Chairman of the Economic and Financial Crimes Commission (EFCC) Abdulrasheed Bawa has said that strict compliance with and enforcement of extant laws and regulations would promote public accountability and the fight against corruption in Nigeria.
The EFCC boss who spoke through the commission’s director, public affairs, Osita Nwajah at a roundtable on accountability organised by the Premium Times Center for Investigative Journalism, PTCIJ, at the Orisun Art Source, Abuja, said, “There is no better prevention tool than a vigorous enforcement regime, one that is applied across the board in strict adherence with extant laws, rules and regulations”.
He further said while Nigerians were adept at comparing their system with those of other countries, those countries were not doing anything extraordinary other than enforcing their laws and regulations no matter who it is that has committed the infraction.

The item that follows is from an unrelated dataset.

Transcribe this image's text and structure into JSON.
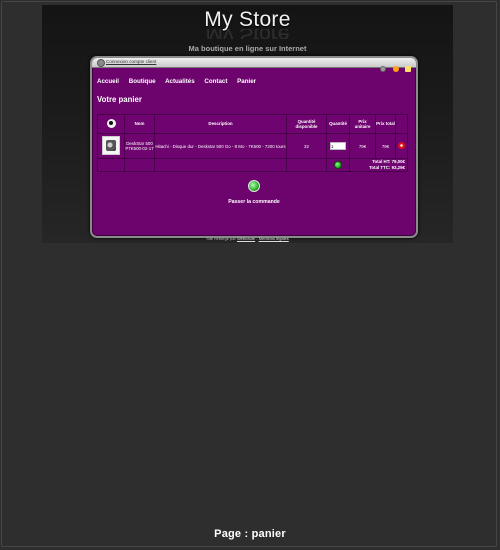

“A law or regulation is only as good as its enforcement. A society where enforcement is jaundiced or non-existent is inevitably sucked faster into the black hole of a failed society. We are plagued by the situation where the auto-response to any demand for accountability is to raise doubts as to the ‘real’ intentions underlying such a demand, adamant from the outset that it must be anything but altruistic!
“The question is, do we need more laws or regulations? I certainly think we need better, more responsive laws as veritable guardrails of our march to nationhood. But, whilst we are hard at work formulating those, the real question begging for answer is, how much of the functionality of available laws have we as Nigerians tested to hold both public officers and the public system they run accountable?”
Bawa said the EFCC has done more than any government agency in promoting the development of law in Nigeria. “We make bold to say that no agency of government in Nigeria has done more to advance the development of the law in the last 18 years than the EFCC. This is because every day, across the length and breadth of this country, we are using the instrumentality of extant laws to hold public officials accountable.